A TRIBUTE TO VÁŠA PŘÍHODA VOL.I
Váša Příhoda (22 August 1900–26 July 1960) was a genious Czech violinist known for the perfection of his technique and the beauty of his tone. He was considered a Paganini specialist, and his recording of the Violin Concerto in A minor by Dvořák is still very highly praised.
Váša Příhoda was born in Vodňany in 1900. His father, Alois Příhoda, was his first teacher and remained so for ten years. Váša Příhoda studied privately with Jan Mařák (a student of Otakar Ševčík), making his first public concert at age 13, playing the 4th Violin Concerto by Mozart. At age 19 a tour of Italy proved unsuccessful; poverty-stricken, he joined the orchestra of the Café Grand’Italia in Milan to earn money. There he was heard by chance by Arturo Toscanini, who arranged a benefit concert for him. He then resumed his Italian tour, this time to great success. He was said to have been given Niccolò Paganini's own violin on which to play. He toured Brazil and the United States in 1920 and the USA again in 1921. He once shared the stage of the Royal Albert Hall with Pablo Casals, but the pairing was considered unfortunate. Příhoda concertized extensively all over the world and made a number of recordings when the industry was in its infancy. Unfortunately, some of his recordings were not well-produced so the sound quality is poor. He played in the U.S. many times and was greatly admired for his style, dazzling technique, and finesse. Critics have suggested that Heifetz was jealous of him.
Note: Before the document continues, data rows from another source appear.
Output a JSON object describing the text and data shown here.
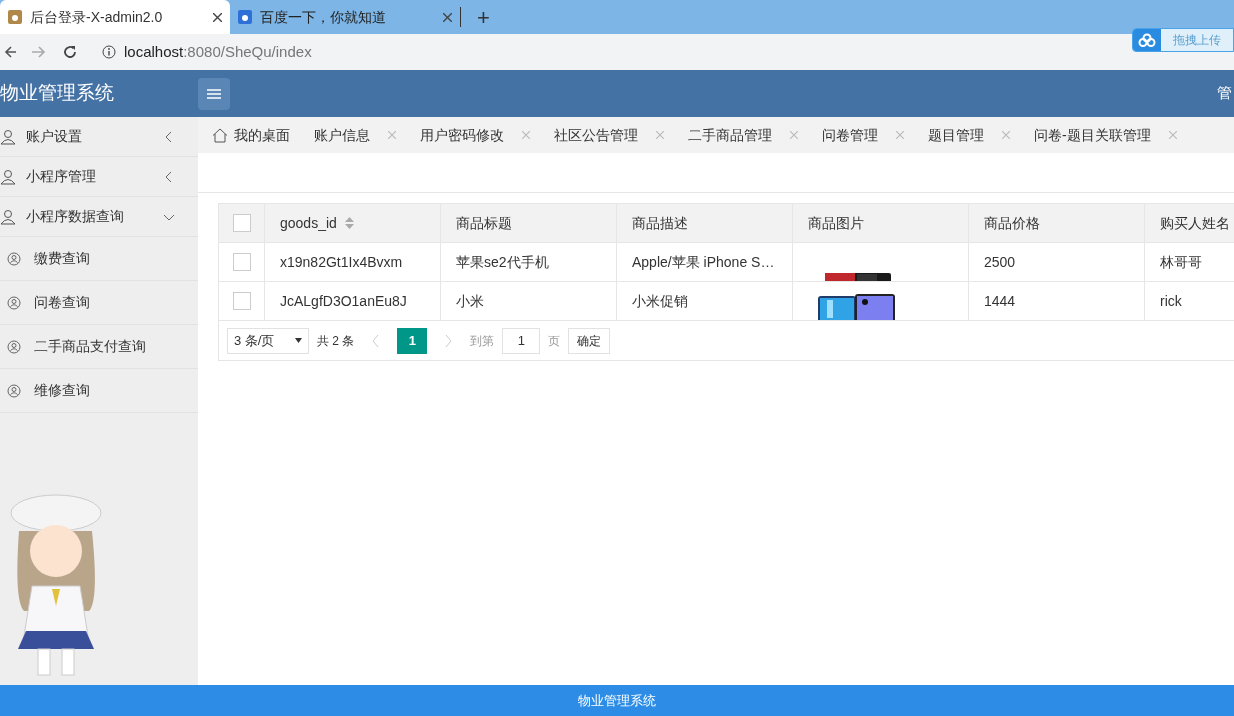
{
  "browser": {
    "tabs": [
      {
        "title": "后台登录-X-admin2.0",
        "selected": true
      },
      {
        "title": "百度一下，你就知道",
        "selected": false
      }
    ],
    "new_tab": "+",
    "url_host": "localhost",
    "url_path": ":8080/SheQu/index",
    "upload_widget": "拖拽上传"
  },
  "header": {
    "title": "物业管理系统",
    "right_text": "管"
  },
  "sidebar": {
    "items": [
      {
        "label": "账户设置",
        "expanded": false
      },
      {
        "label": "小程序管理",
        "expanded": false
      },
      {
        "label": "小程序数据查询",
        "expanded": true,
        "children": [
          {
            "label": "缴费查询"
          },
          {
            "label": "问卷查询"
          },
          {
            "label": "二手商品支付查询"
          },
          {
            "label": "维修查询"
          }
        ]
      }
    ]
  },
  "page_tabs": [
    {
      "label": "我的桌面",
      "kind": "home",
      "selected": false
    },
    {
      "label": "账户信息",
      "kind": "closable",
      "selected": false
    },
    {
      "label": "用户密码修改",
      "kind": "closable",
      "selected": false
    },
    {
      "label": "社区公告管理",
      "kind": "closable",
      "selected": false
    },
    {
      "label": "二手商品管理",
      "kind": "closable",
      "selected": false
    },
    {
      "label": "问卷管理",
      "kind": "closable",
      "selected": false
    },
    {
      "label": "题目管理",
      "kind": "closable",
      "selected": false
    },
    {
      "label": "问卷-题目关联管理",
      "kind": "closable",
      "selected": false
    }
  ],
  "table": {
    "select_all_checked": false,
    "columns": [
      "goods_id",
      "商品标题",
      "商品描述",
      "商品图片",
      "商品价格",
      "购买人姓名"
    ],
    "rows": [
      {
        "checked": false,
        "cells": [
          "x19n82Gt1Ix4Bvxm",
          "苹果se2代手机",
          "Apple/苹果 iPhone S…",
          {
            "kind": "picture"
          },
          "2500",
          "林哥哥"
        ]
      },
      {
        "checked": false,
        "cells": [
          "JcALgfD3O1anEu8J",
          "小米",
          "小米促销",
          {
            "kind": "picture"
          },
          "1444",
          "rick"
        ]
      }
    ]
  },
  "pagination": {
    "page_size": "3 条/页",
    "total": "共 2 条",
    "pages": [
      {
        "label": "1",
        "selected": true
      }
    ],
    "goto_label": "到第",
    "goto_value": "1",
    "page_unit": "页",
    "confirm": "确定"
  },
  "footer": "物业管理系统"
}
He married the violinist Alma Rosé in 1930, but they divorced in March 1935 in Czechoslovakia. The circumstances of this have been controversial; it has been claimed that he divorced her for opportunistic reasons, she being Jewish in an increasingly anti-semitic environment, and to remain with her would have been detrimental to his career. But this theory is belied by the fact that his second wife was also Jewish.
He appeared in two films in 1936: A Woman Between Two Worlds and Die Liebe des Maharadscha.
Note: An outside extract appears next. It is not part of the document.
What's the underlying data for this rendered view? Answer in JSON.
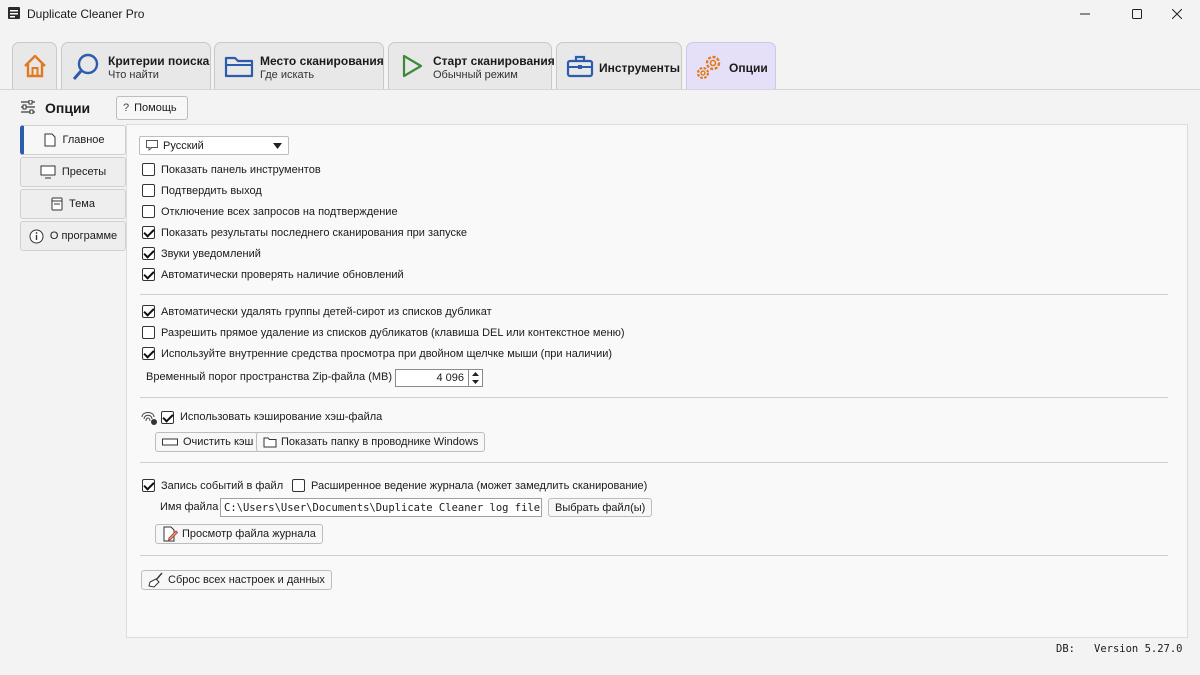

During World War II he taught at the Mozarteum in Salzburg. Because he continued to perform in Germany and German-occupied territories after the Nazi invasion of Czechoslovakia, he was briefly charged with collaboration after the war, and censured by the Czech government. He later taught at the Academy of Music and Dramatic Arts in Vienna, where his students included Friedrich Cerha. His students also included the cellist Jascha Silberstein. Vienna was his base of operations for many years though he taught in Prague, Munich, and Salzburg as well. After 1950, he dedicated most of his time to teaching and he also composed small chamber works, which unfortunatelly are no longer played. In 1946 he left Czechoslovakia with his family. He moved in 1946 to Rapallo in Italy and then, in 1948, to Turkey, taking Turkish nationality. He returned to Czechoslovakia in 1956. This comeback was received most enthusiastically in Prague. He played recitals with pianist Alfred Holeček in the Rudolfinum Music Hall, and performed Dvořák's Violin Concerto in Smetana Hall of the Municipal House during the Prague Spring Festival. Příhoda also composed his own cadenzas to all the concertos he played. He gave his last concerts in April 1960 and died (of heart disease) on 26 July 1960.
Váša Příhoda also wrote a number of minor pieces, such as Slawische Melodie, Caprice and Sérénade, some of which he recorded. He also wrote cadenzas to the Beethoven Violin Concerto in D major, which have been recorded by Josef Suk.
|Nel Cor Piú Non Mi Sento|
|La Ronde des Lutins|
|Pablo de Sarasate|
|Zigeunerweisen: Romanza Andaluza from Spanish Dances, Op. 22|
|Larghetto from Sonatina|
|Ave Maria, D. 839|
|Rondo from Symphonie Espagnole|
|Salut d'Amour, Op. 12|
|Indian Song from Sadko|
- Váša Příhoda (Housle)